It comes down to a lot of hand washing for the front of house and their managers. Managers can check that people are washing their hands after someone goes to the bathroom, after a smoke break, after taking out the garbage. You kind of have to harp on them that you are technically supposed to wash your hands before putting gloves on. People don’t realize that, they think gloves are a perfect barrier.
If a guest has a complaint about getting sick from eating at your restaurant, how should a manager address that?
If somebody calls and says they got sick at your restaurant, you can simply say ‘I’m sorry you are feeling sick’. That doesn’t say you did it, but you should be sorry, you should have empathy. Don’t attempt to argue with someone who’s been sick, even if you are more educated and know it’s unlikely they're sick because of eating at your restaurant.
The key is to have a good relationship with your health inspector, and feel comfortable having the customer call them.
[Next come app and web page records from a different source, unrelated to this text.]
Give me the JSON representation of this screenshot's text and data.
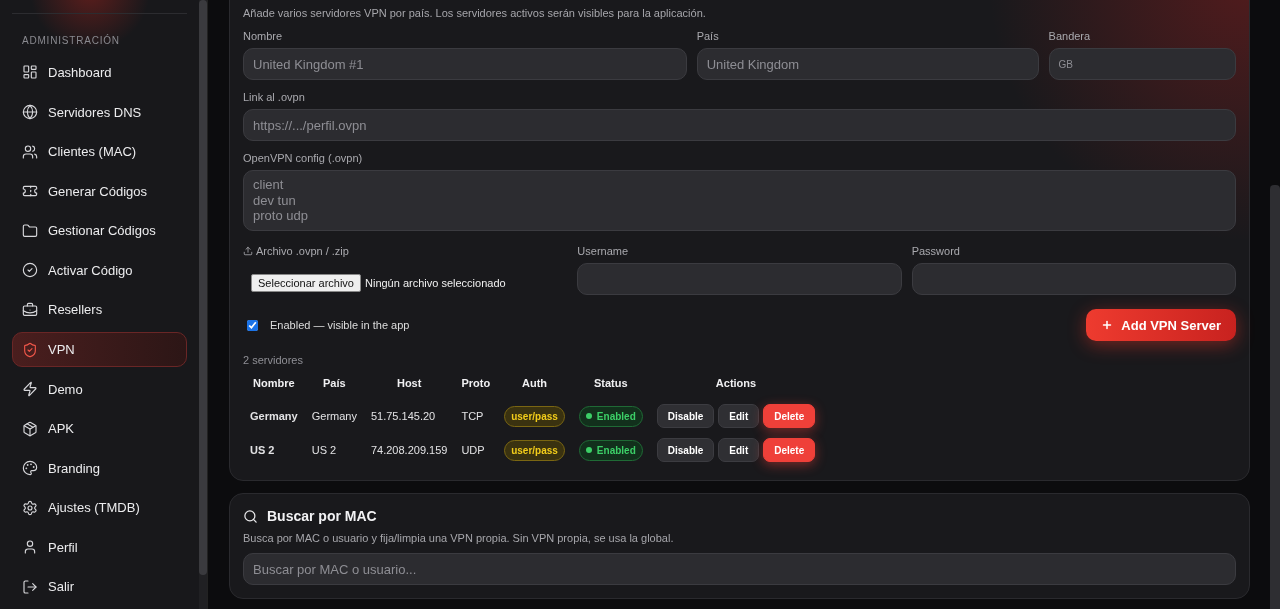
{
  "sidebar": {
    "section_label": "ADMINISTRACIÓN",
    "items": [
      {
        "label": "Dashboard",
        "selected": false
      },
      {
        "label": "Servidores DNS",
        "selected": false
      },
      {
        "label": "Clientes (MAC)",
        "selected": false
      },
      {
        "label": "Generar Códigos",
        "selected": false
      },
      {
        "label": "Gestionar Códigos",
        "selected": false
      },
      {
        "label": "Activar Código",
        "selected": false
      },
      {
        "label": "Resellers",
        "selected": false
      },
      {
        "label": "VPN",
        "selected": true
      },
      {
        "label": "Demo",
        "selected": false
      },
      {
        "label": "APK",
        "selected": false
      },
      {
        "label": "Branding",
        "selected": false
      },
      {
        "label": "Ajustes (TMDB)",
        "selected": false
      },
      {
        "label": "Perfil",
        "selected": false
      },
      {
        "label": "Salir",
        "selected": false
      }
    ]
  },
  "vpn_form": {
    "description": "Añade varios servidores VPN por país. Los servidores activos serán visibles para la aplicación.",
    "name": {
      "label": "Nombre",
      "placeholder": "United Kingdom #1"
    },
    "country": {
      "label": "País",
      "placeholder": "United Kingdom"
    },
    "flag": {
      "label": "Bandera",
      "placeholder": "GB"
    },
    "link": {
      "label": "Link al .ovpn",
      "placeholder": "https://.../perfil.ovpn"
    },
    "config": {
      "label": "OpenVPN config (.ovpn)",
      "placeholder": "client\ndev tun\nproto udp"
    },
    "file": {
      "label": "Archivo .ovpn / .zip",
      "button": "Seleccionar archivo",
      "status": "Ningún archivo seleccionado"
    },
    "username": {
      "label": "Username"
    },
    "password": {
      "label": "Password"
    },
    "enabled": {
      "label": "Enabled — visible in the app",
      "checked": true
    },
    "add_button": "Add VPN Server"
  },
  "servers": {
    "count": "2 servidores",
    "columns": [
      "Nombre",
      "País",
      "Host",
      "Proto",
      "Auth",
      "Status",
      "Actions"
    ],
    "rows": [
      {
        "name": "Germany",
        "country": "Germany",
        "host": "51.75.145.20",
        "proto": "TCP",
        "auth": "user/pass",
        "status": "Enabled",
        "enabled": true,
        "actions": [
          {
            "label": "Disable",
            "kind": "neutral"
          },
          {
            "label": "Edit",
            "kind": "neutral"
          },
          {
            "label": "Delete",
            "kind": "danger"
          }
        ]
      },
      {
        "name": "US 2",
        "country": "US 2",
        "host": "74.208.209.159",
        "proto": "UDP",
        "auth": "user/pass",
        "status": "Enabled",
        "enabled": true,
        "actions": [
          {
            "label": "Disable",
            "kind": "neutral"
          },
          {
            "label": "Edit",
            "kind": "neutral"
          },
          {
            "label": "Delete",
            "kind": "danger"
          }
        ]
      }
    ]
  },
  "mac_search": {
    "title": "Buscar por MAC",
    "description": "Busca por MAC o usuario y fija/limpia una VPN propia. Sin VPN propia, se usa la global.",
    "placeholder": "Buscar por MAC o usuario..."
  }
}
That’s what I would recommend, because at least in Wisconsin, when someone calls the health department, they have to fill out a form with a three day food history, and the health department investigates it.
"The key is to have a good relationship with your health inspector, and to feel comfortable having the customer call them."
I feel the best way to educate a customer is to not yell at them or shove food safety down their throat even though you probably know it better than them. Just say: 'we’re sorry what happened, we will investigate it on our end, we encourage you to call the in-house inspector and health department.'
What can a manager do in the moment if something is found in the food, like a hair?
I like to use customer service as a way to make it right and then some more. I had a friend who called me up recently. He and his family had dinner at a very nice restaurant, who are a client of mine, and he found a piece of pen in his crab cake. I talked to my client about it a lot, and they didn’t do enough to make it right. The crab cake was comped and a round of drinks was bought for the table.
But I would anticipate that this experience probably ruined his evening. The gentleman has two young children and they probably don’t get out to a nice restaurant that much. So in the moment, you really have to go overboard to make it better. At a corporate level, they later sent the gentleman a gift card for everybody’s meal that night, and that’s the choice I would have made as a general manager that night.
If it’s a hair, it could have been their own hair that just fell, who knows, just make it right. It’s not worth arguing about.